OmegaZ (stars, Z = 0.02 d) 7 × 10-5 h70-1
OmegaZ (hot gas, Z = .006) 1.0 × 10-4 h70-1.5 b
1.2 × 10-4 h70-1.3 e
Yield rhoZ / rho* 0.051 h70-0.3 (appeq 3Zsun!)

Damped Ly-alpha (H I) 0.0015 h70-1 b, f
Ly-alpha forest (H+) 0.04 h70-2 b, g

Gals + DM halos
(M/L = 210 h70) 0.25 b, h
All matter
(fB = .056 h-1.5) 0.37 h70-0.5 b, i

a O'Meara et al 200l; but see also Pettini & Bowen 2001; b Fukugita, Hogan & Peebles 1998; c Tripp, Savage & Jenkins 2000; d Edmunds & Phillipps 1997; e Mushotzky & Loewenstein 1997; f Storrie-Lombardi, Irwin & MacMahon 1996; g Rauch, Miralda-Escudé, Sargent et al 1998; h Bahcall, Lubin & Dorman 1995; i White & Fabian 1995.

FHP pointed out that a dominant and uncertain contribution to the baryon budget comes from intergalactic ionized gas, not readily detectable because of its high temperature and low density. The number which I quote is based on the assumption that the spheroid star-to-gravitational mass ratio and baryon fraction are the same in clusters and the field, an assumption that had also been used previously by Mushotzky & Loewenstein (1997). The resulting total star-plus-gas density is within spitting distance of OmegaB from BBNS, but leaves a significant-looking shortfall which may be made up by some combination of MACHOs and low surface-brightness galaxies; it is not clear that a significant contribution from the latter has been ruled out (cf O'Neil 2000).

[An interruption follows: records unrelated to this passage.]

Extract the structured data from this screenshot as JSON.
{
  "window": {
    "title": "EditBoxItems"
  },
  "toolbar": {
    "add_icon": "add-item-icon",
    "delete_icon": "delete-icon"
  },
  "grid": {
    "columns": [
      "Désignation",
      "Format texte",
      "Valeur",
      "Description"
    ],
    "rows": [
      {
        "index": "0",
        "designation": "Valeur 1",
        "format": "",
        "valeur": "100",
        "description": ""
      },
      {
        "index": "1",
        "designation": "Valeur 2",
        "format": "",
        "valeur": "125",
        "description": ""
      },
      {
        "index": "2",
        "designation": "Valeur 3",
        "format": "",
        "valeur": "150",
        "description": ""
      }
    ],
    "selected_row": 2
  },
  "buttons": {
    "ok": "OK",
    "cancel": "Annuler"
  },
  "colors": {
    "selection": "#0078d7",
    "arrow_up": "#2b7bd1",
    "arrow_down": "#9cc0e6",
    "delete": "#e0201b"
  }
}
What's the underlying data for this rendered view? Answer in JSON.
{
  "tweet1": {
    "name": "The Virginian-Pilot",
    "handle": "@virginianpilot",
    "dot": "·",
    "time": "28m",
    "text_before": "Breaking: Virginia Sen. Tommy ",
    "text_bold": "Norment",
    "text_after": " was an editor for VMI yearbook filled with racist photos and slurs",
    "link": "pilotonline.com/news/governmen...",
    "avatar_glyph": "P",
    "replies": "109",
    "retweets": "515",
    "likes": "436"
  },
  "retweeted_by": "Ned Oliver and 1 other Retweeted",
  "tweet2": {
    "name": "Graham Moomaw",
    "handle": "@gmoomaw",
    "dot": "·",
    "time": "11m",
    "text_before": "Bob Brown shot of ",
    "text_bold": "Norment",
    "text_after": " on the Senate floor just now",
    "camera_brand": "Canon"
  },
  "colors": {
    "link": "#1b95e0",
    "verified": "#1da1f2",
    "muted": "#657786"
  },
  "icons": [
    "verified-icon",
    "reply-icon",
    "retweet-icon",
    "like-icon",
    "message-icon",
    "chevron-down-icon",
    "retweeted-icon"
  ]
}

1 The stellar density taken here from FHP is based on B-luminosity density estimates and might be revised upwards by 50 per cent in light of SDSS commissioning data (Blanton et al 2000) or downwards by 20 per cent in light of 2dF red-shifts plus 2MASS K-magnitudes (Cole et al 2000); in either case we are following FHP in assuming the IMF by Gould, Bahcall & Flynn (1996), which has 0.7 times the M / LV ratio for old stellar populations compared to a Salpeter function with lower cutoff at 0.15 Msun. Back.

Next Contents Previous